“Accidentally” running a marathon, performing surgery, pulling teeth are out
It may be one of the strangest stories of the year. In Amherst, Ontario, recently, a 34-year-old woman accidentally ran a marathon. A Canadian wire service, Postmedia News, reported that she took a wrong turn while running a half marathon, then ran the full one and won her division.
Meredith Fitzmaurice had signed up to run the half marathon in Amherst in order to train for the Detroit Marathon where she’d hoped to qualify for the big race in Boston. Somewhere along the course, she checked her watch, curious as to why she hadn’t crossed the finish line yet, and realized that she’d accidentally turned onto the full marathon path and had run 20 miles. This is seven (seven!) past a half.
After conferring with officials, she received the green light to keep trotting. And won the race. Then, in what may be the most bizarre statement ever uttered by a person who’s just run 26.2 miles, she said, “I didn’t do it on purpose.”
Didn’t do it on purpose? “Accidentally” ran a marathon? Sitting here in my pewter flip-flops that are fun as all get out, I cannot make this work. Even in my happily caffeinated state with every neuron firing, the numbers won’t add up.
First of all, hats off and two Nike swishes up to those who can run a half. That alone is more than I can fathom as I sit here not sweating in my not-Nikes. Right now, I can run just north of a tenth of a half. (If you need to caffeinate to crunch those numbers, go ahead.)
It takes a tremendous amount of purposeful training and plain old running to complete a marathon. One doesn’t just wake up one morning and say, “I believe I’ll run from here to a certain bakery in Shipshewana,” and then proceed to gallop happily from here to there as spring breezes blow and furry little bunnies romp in verdant grasses roadside.
Now if one were, say, a 4-baby, 40-something with a sedentary desk job, then that “one” should run there whenever she’s wanting their donuts. (Imagine her great surprise when the folks at Map Quest calculated an exact marathon distance, 26.2 miles, from her doorstep to theirs.) I said “should.” She should.
Anyway, there’s a lot of stuff you have to do on purpose, and most of it involves pain. Since my pain tolerance is somewhere in the basement (I run negatives here), this is about as likely as an asteroid hitting The Three and denting the barn.
It’s as likely as that or as me “accidentally” performing brain surgery after what started as a simple splinter removal in Mr. Schrock’s finger. To everyone’s untold relief, that will never happen, either. Which means that running until my legs are stumps is out, brain surgery’s out and, come to think of it, so’s dentistry.
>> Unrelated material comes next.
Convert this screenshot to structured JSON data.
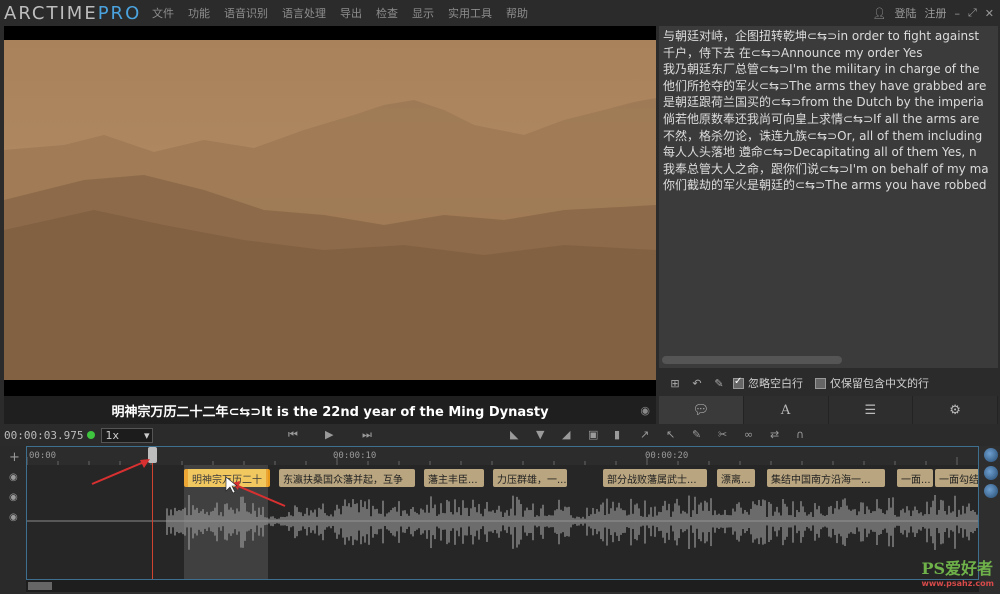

Our friend is a dentist. Fearless fellow that he is, he cares for people’s gumlines, fills cavities, fights gingivitis and banishes plaque. Me? I’m too jumpy for that. The thought of sticking a digit in between all those teeth makes me nervous. Molars and incisors in gleaming lines, just waiting to chomp a probing finger? That’s life on the edge, right there. I know me. The least little hiccup while I’m in there, and I (and my digits) are past reception, out the door and halfway to the next township before the adrenaline subsides.
Perhaps my fear of tending teeth comes from a family story my mother passed down involving an unfortunate dental experience her father had. It happened back when dinosaurs roamed the earth, the wheel had just been invented and dentists were still gassing patients. Okay. So there were no dinosaurs, and Firestones were everywhere. But there was really was gas in dental offices across America.
Anyway, the way I heard it was that Grandpa had an allergic reaction to anesthesia. So bad, in fact, that he began to hallucinate. Thinking that a train was bearing down on him as he reclined in the chair, he, well, responded to the threat. When the dust cleared, he had broken the sink and ripped the chair out of the floor in his adrenaline-fueled frenzy.
This came straight from the horse’s mouth (sorry, Mom) who got it straight from his. You can’t help but feel sorry for the dentist in this story, a plain fellow just looking to feed his family who sure wasn’t expecting his office to be destroyed by a patient trying to save himself and the town from an oncoming train. That wasn’t there.
Anyway, the moral here is that I will never “accidentally” run a marathon, dissect your brain or floss your teeth. I will leave all of this (yes, on purpose) to folks with the training to run 26.2 miles, rewire my noggin and floss my teeth.
Also on purpose, I will continue to drive, not run, the 8.1 miles to my favorite coffee shop. There, I will commence with my rigorous caffeinating program, not sweating in those darling little flip-flops.